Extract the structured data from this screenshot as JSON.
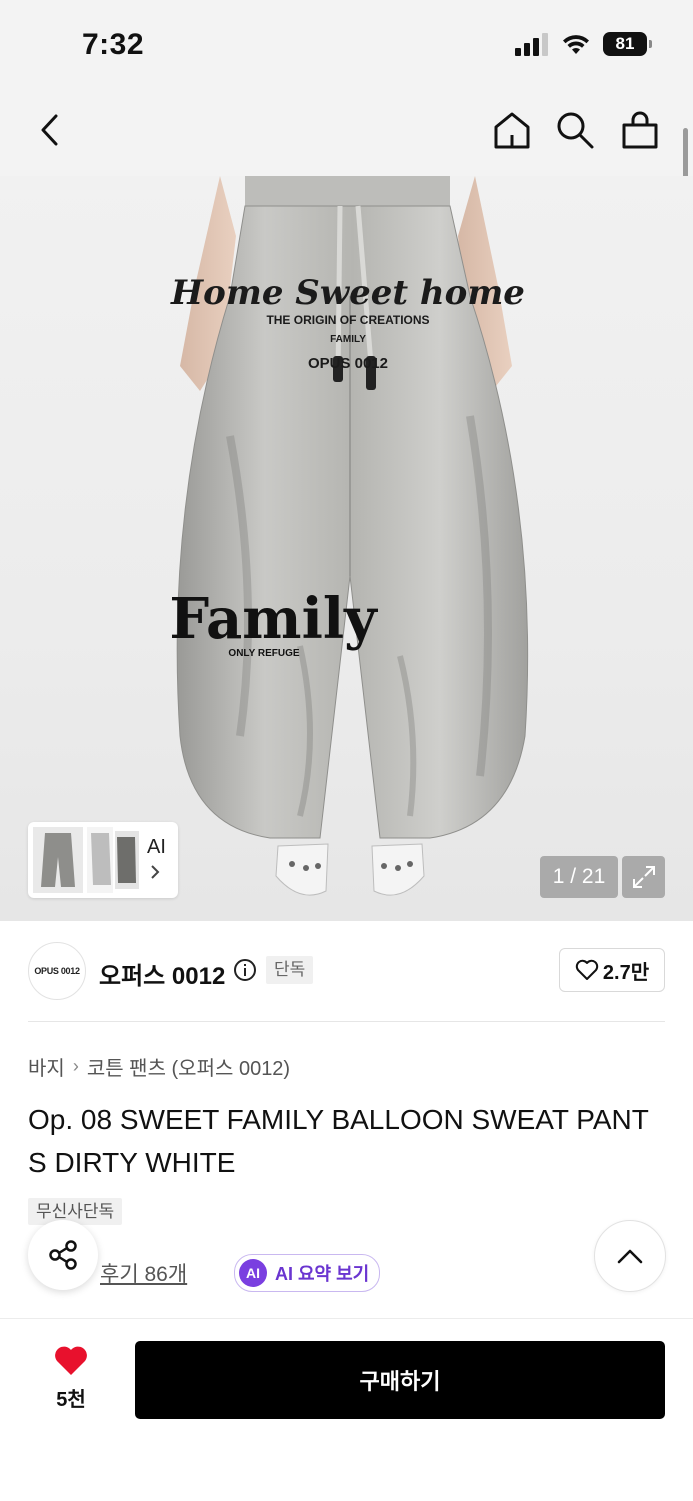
{
  "status_bar": {
    "time": "7:32",
    "battery": "81"
  },
  "nav": {
    "back_icon": "chevron-left-icon",
    "home_icon": "home-icon",
    "search_icon": "search-icon",
    "cart_icon": "shopping-bag-icon"
  },
  "gallery": {
    "print_top_line1": "Home Sweet home",
    "print_top_line2": "THE ORIGIN OF CREATIONS",
    "print_top_line3": "FAMILY",
    "print_top_line4": "OPUS 0012",
    "print_bottom_line1": "Family",
    "print_bottom_line2": "ONLY REFUGE",
    "ai_label": "AI",
    "counter": "1 / 21"
  },
  "brand": {
    "logo_text": "OPUS 0012",
    "name": "오퍼스 0012",
    "exclusive_badge": "단독",
    "likes": "2.7만"
  },
  "breadcrumb": {
    "category": "바지",
    "subcategory": "코튼 팬츠 (오퍼스 0012)"
  },
  "product": {
    "title": "Op. 08 SWEET FAMILY BALLOON SWEAT PANTS DIRTY WHITE",
    "store_badge": "무신사단독",
    "reviews": "후기 86개",
    "ai_badge": "AI",
    "ai_summary": "AI 요약 보기"
  },
  "bottom": {
    "wish_count": "5천",
    "buy_label": "구매하기"
  },
  "colors": {
    "accent_red": "#e8112d",
    "ai_purple": "#7a3fe0",
    "buy_black": "#000000"
  }
}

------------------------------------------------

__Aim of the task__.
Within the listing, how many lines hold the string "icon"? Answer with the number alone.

__Expected output__.
4